There are plenty of these to choose from and the specifications to look for are power-to-weight ratio, the airflow produced and whether a blower can be converted into a collector. If the latter is available, then the material will, in most cases, pass through the impeller, so its construction is paramount to its life expectancy. Bearing in mind that a larger number of these units are designed with the domestic user in mind, it is worth checking out if a manufacturer has commercial versions within their range. When it comes to collecting, a major disadvantage of this type of unit is the capacity bag, this is very often small, so it can be a nuisance and time consuming to have to be continually emptying it.
As most of these types of units are very similar, it is a question of comparing specifications and matching them to value for money.
Another piece of equipment that is beginning to be seen more is the rotary broom. These engine-powered units have been sold to courses for use in their bunkers and for clearing up heavy debris such as beechnuts. They are now available together with a range of other attachments such as, a long reach hedge cutter, pole prune and brush cutter. All are interchangeable and use only one power source.
At the end of the day
When considering leaf collecting equipment it should be borne in mind that this operation spans only a short period of time, so to get the most out of an investment a wider application range needs to be considered. Will the machinery perform other tasks throughout year so that the capital outlay is justified? In most cases this will be yes.
To speed up the decomposing process leaves could be passed through a shredder. This also has another advantage in that it reduces the volume, so less space is required. This type of machine will also process brushwood and small diameter branches.
There are plenty of commercial and semi-commercial shredders now on the market. The size of unit to go for will depend on the largest amount of vegetation that is likely to be encountered during the year.

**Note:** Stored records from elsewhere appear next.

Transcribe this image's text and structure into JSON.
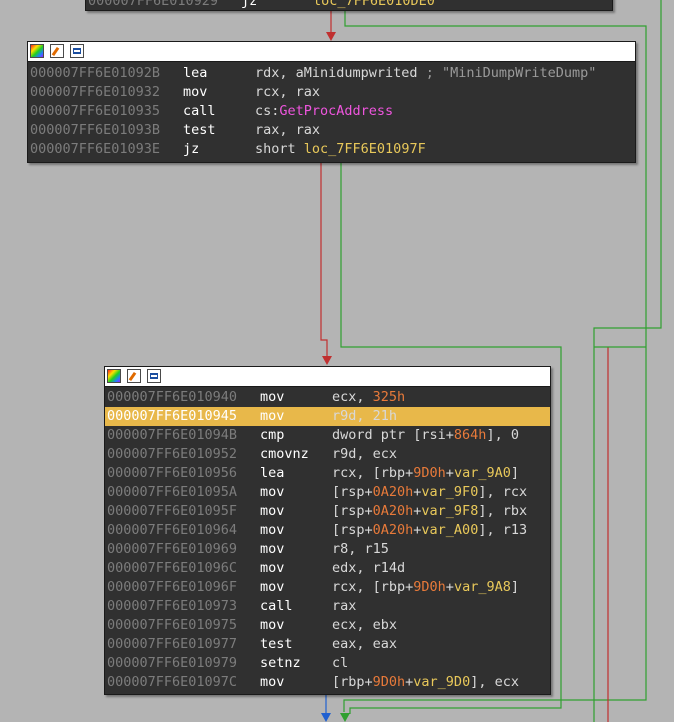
{
  "colors": {
    "background": "#b4b4b4",
    "node_bg": "#303030",
    "address": "#7c7c7c",
    "mnemonic": "#ffffff",
    "operand": "#d8d8d8",
    "number": "#e87a3a",
    "symbol": "#e8c85a",
    "import": "#ee55dd",
    "comment": "#9a9a9a",
    "highlight": "#e8b84a",
    "edge_false": "#c03030",
    "edge_true": "#30a030",
    "edge_normal": "#2060d0"
  },
  "node_header_icons": [
    "colors-icon",
    "rename-icon",
    "graph-overview-icon"
  ],
  "nodes": [
    {
      "id": "block-top-partial",
      "rows": [
        {
          "addr": "000007FF6E010929",
          "mnem": "jz",
          "ops": [
            {
              "t": "loc_7FF6E010DE0",
              "c": "sym"
            }
          ]
        }
      ]
    },
    {
      "id": "block-getprocaddress",
      "rows": [
        {
          "addr": "000007FF6E01092B",
          "mnem": "lea",
          "ops": [
            {
              "t": "rdx, "
            },
            {
              "t": "aMinidumpwrited",
              "c": "plain"
            },
            {
              "t": " ; \"MiniDumpWriteDump\"",
              "c": "cmt"
            }
          ]
        },
        {
          "addr": "000007FF6E010932",
          "mnem": "mov",
          "ops": [
            {
              "t": "rcx, rax"
            }
          ]
        },
        {
          "addr": "000007FF6E010935",
          "mnem": "call",
          "ops": [
            {
              "t": "cs:"
            },
            {
              "t": "GetProcAddress",
              "c": "imp"
            }
          ]
        },
        {
          "addr": "000007FF6E01093B",
          "mnem": "test",
          "ops": [
            {
              "t": "rax, rax"
            }
          ]
        },
        {
          "addr": "000007FF6E01093E",
          "mnem": "jz",
          "ops": [
            {
              "t": "short "
            },
            {
              "t": "loc_7FF6E01097F",
              "c": "sym"
            }
          ]
        }
      ]
    },
    {
      "id": "block-minidump-call",
      "rows": [
        {
          "addr": "000007FF6E010940",
          "mnem": "mov",
          "ops": [
            {
              "t": "ecx, "
            },
            {
              "t": "325h",
              "c": "num"
            }
          ]
        },
        {
          "addr": "000007FF6E010945",
          "mnem": "mov",
          "ops": [
            {
              "t": "r9d, 21h"
            }
          ],
          "highlight": true
        },
        {
          "addr": "000007FF6E01094B",
          "mnem": "cmp",
          "ops": [
            {
              "t": "dword ptr [rsi+"
            },
            {
              "t": "864h",
              "c": "num"
            },
            {
              "t": "], 0"
            }
          ]
        },
        {
          "addr": "000007FF6E010952",
          "mnem": "cmovnz",
          "ops": [
            {
              "t": "r9d, ecx"
            }
          ]
        },
        {
          "addr": "000007FF6E010956",
          "mnem": "lea",
          "ops": [
            {
              "t": "rcx, [rbp+"
            },
            {
              "t": "9D0h",
              "c": "num"
            },
            {
              "t": "+"
            },
            {
              "t": "var_9A0",
              "c": "sym"
            },
            {
              "t": "]"
            }
          ]
        },
        {
          "addr": "000007FF6E01095A",
          "mnem": "mov",
          "ops": [
            {
              "t": "[rsp+"
            },
            {
              "t": "0A20h",
              "c": "num"
            },
            {
              "t": "+"
            },
            {
              "t": "var_9F0",
              "c": "sym"
            },
            {
              "t": "], rcx"
            }
          ]
        },
        {
          "addr": "000007FF6E01095F",
          "mnem": "mov",
          "ops": [
            {
              "t": "[rsp+"
            },
            {
              "t": "0A20h",
              "c": "num"
            },
            {
              "t": "+"
            },
            {
              "t": "var_9F8",
              "c": "sym"
            },
            {
              "t": "], rbx"
            }
          ]
        },
        {
          "addr": "000007FF6E010964",
          "mnem": "mov",
          "ops": [
            {
              "t": "[rsp+"
            },
            {
              "t": "0A20h",
              "c": "num"
            },
            {
              "t": "+"
            },
            {
              "t": "var_A00",
              "c": "sym"
            },
            {
              "t": "], r13"
            }
          ]
        },
        {
          "addr": "000007FF6E010969",
          "mnem": "mov",
          "ops": [
            {
              "t": "r8, r15"
            }
          ]
        },
        {
          "addr": "000007FF6E01096C",
          "mnem": "mov",
          "ops": [
            {
              "t": "edx, r14d"
            }
          ]
        },
        {
          "addr": "000007FF6E01096F",
          "mnem": "mov",
          "ops": [
            {
              "t": "rcx, [rbp+"
            },
            {
              "t": "9D0h",
              "c": "num"
            },
            {
              "t": "+"
            },
            {
              "t": "var_9A8",
              "c": "sym"
            },
            {
              "t": "]"
            }
          ]
        },
        {
          "addr": "000007FF6E010973",
          "mnem": "call",
          "ops": [
            {
              "t": "rax"
            }
          ]
        },
        {
          "addr": "000007FF6E010975",
          "mnem": "mov",
          "ops": [
            {
              "t": "ecx, ebx"
            }
          ]
        },
        {
          "addr": "000007FF6E010977",
          "mnem": "test",
          "ops": [
            {
              "t": "eax, eax"
            }
          ]
        },
        {
          "addr": "000007FF6E010979",
          "mnem": "setnz",
          "ops": [
            {
              "t": "cl"
            }
          ]
        },
        {
          "addr": "000007FF6E01097C",
          "mnem": "mov",
          "ops": [
            {
              "t": "[rbp+"
            },
            {
              "t": "9D0h",
              "c": "num"
            },
            {
              "t": "+"
            },
            {
              "t": "var_9D0",
              "c": "sym"
            },
            {
              "t": "], ecx"
            }
          ]
        }
      ]
    }
  ]
}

When deciding on a suitable model there are a number of points that should be taken into account.
On most commercial machines this consists of a drum with either a series of flails or hammers. These need to be kept sharp and balanced, so an important factor to take into consideration is how easy it is to access them to replace any worn or damaged ones.
There is a choice of petrol, diesel or LPG and it is generally a matter of preference which is chosen, however, output is important if the unit is to work efficiently - plenty of power needs to be readily available.
The size of opening for material to enter the shredding chamber must comply with laid down regulations, but this can sometimes make feeding the unit slow, so it is worth looking at a few models to see which one has the best system for your use. Some of the larger machines have an automatic feeder.
While ideally the shredder is kept in one location, there may be times when it is required by others, so the ease with which it can be transported maybe a factor.